They were led by Orange County Sheriff’s Department retired Deputy Ron Dunlap, who is battling stage 4 cancer.
“We kind of refer to him as ‘the godfather’ [of the event],” said Westminster PD Sgt. Bill Drinnin, who now coordinates the four-day, fundraising, inter-agency cycling ride. “We wanted to make sure he was honored appropriately… What better way than to have him lead us in?”
The 630-mile ride – which began May 21 in Sacramento at the California State Capitol and ended at the WPD fallen officer memorial May 24 – was started by Dunlap in 2001 to raise funds for Project 999 Foundation, which supports Orange County officers injured or killed in the line of duty.
In 2012, Drinnin rebooted the event, adding Code 3 Cycling to the cause, which is WPD’s memorial foundation supporting fallen and injured officers and their families locally and across the country as well.

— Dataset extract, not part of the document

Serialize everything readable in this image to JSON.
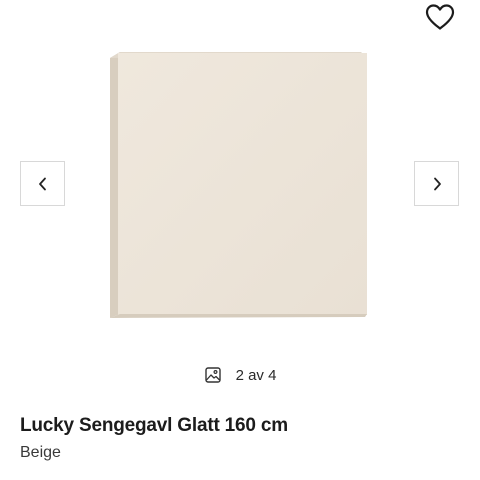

By ride’s end, $22,000 had been raised this year for Westminster’s memorial foundation, according to Drinnin.
The trek was made a bit more challenging this year for participants – from the WPD, OCSD and Anaheim Police Department – with a couple of days of more than 110-degree weather.
“Weather was really hot the first two days,” said Drinnin. “We had some heat exhaustion, some dehydration … some fever issues.”
But they kept hydrating and were good to go by the third day, Drinnin added.
Though the total mileage is 630 miles, the ride is divided in three groups that split up that total. It’s a challenging ride, and the participants are happy to do it in support of fallen officers.
WPD Sgt. Kevin MacCormick has been participating in the ride since 2004. An avid road biker and member of the agency’s bike team, he liked the idea of seeing California on a bicycle. But that wasn’t his only inspiration. It was also the year Motor Officer Steven L. Phillips was killed in an on-duty traffic accident.
“I also wanted to ride to celebrate Steve,” he said.
However tough the ride can get, the participants keep going in honor of their fallen brothers and sisters – 10 stars on the riders’ black-and-blue cycling uniforms represent the number of officers who have died this year in California.
“When the going gets tough and you start hurting,” said MacCormick, “you just look at those stars and you think about everything their family is going through.”